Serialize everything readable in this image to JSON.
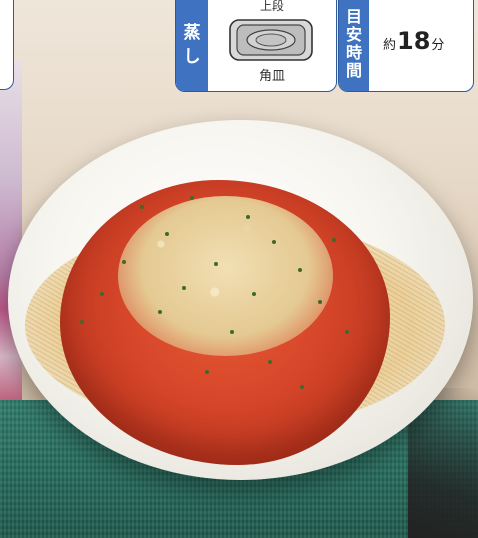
{
  "cooking_mode": {
    "label_chars": [
      "蒸",
      "し"
    ],
    "rack_position": "上段",
    "tray_name": "角皿",
    "tray_icon": "tray-icon"
  },
  "time_estimate": {
    "label_chars": [
      "目",
      "安",
      "時",
      "間"
    ],
    "prefix": "約",
    "minutes": "18",
    "unit": "分"
  },
  "colors": {
    "panel_blue": "#3f73c2",
    "panel_border": "#2e5a9c"
  }
}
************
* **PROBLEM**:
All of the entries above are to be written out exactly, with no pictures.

* **RESPONSE BOX**:
Serialize everything readable in this image to JSON.
{
  "cooking_mode": {
    "label_chars": [
      "蒸",
      "し"
    ],
    "rack_position": "上段",
    "tray_name": "角皿",
    "tray_icon": "tray-icon"
  },
  "time_estimate": {
    "label_chars": [
      "目",
      "安",
      "時",
      "間"
    ],
    "prefix": "約",
    "minutes": "18",
    "unit": "分"
  },
  "colors": {
    "panel_blue": "#3f73c2",
    "panel_border": "#2e5a9c"
  }
}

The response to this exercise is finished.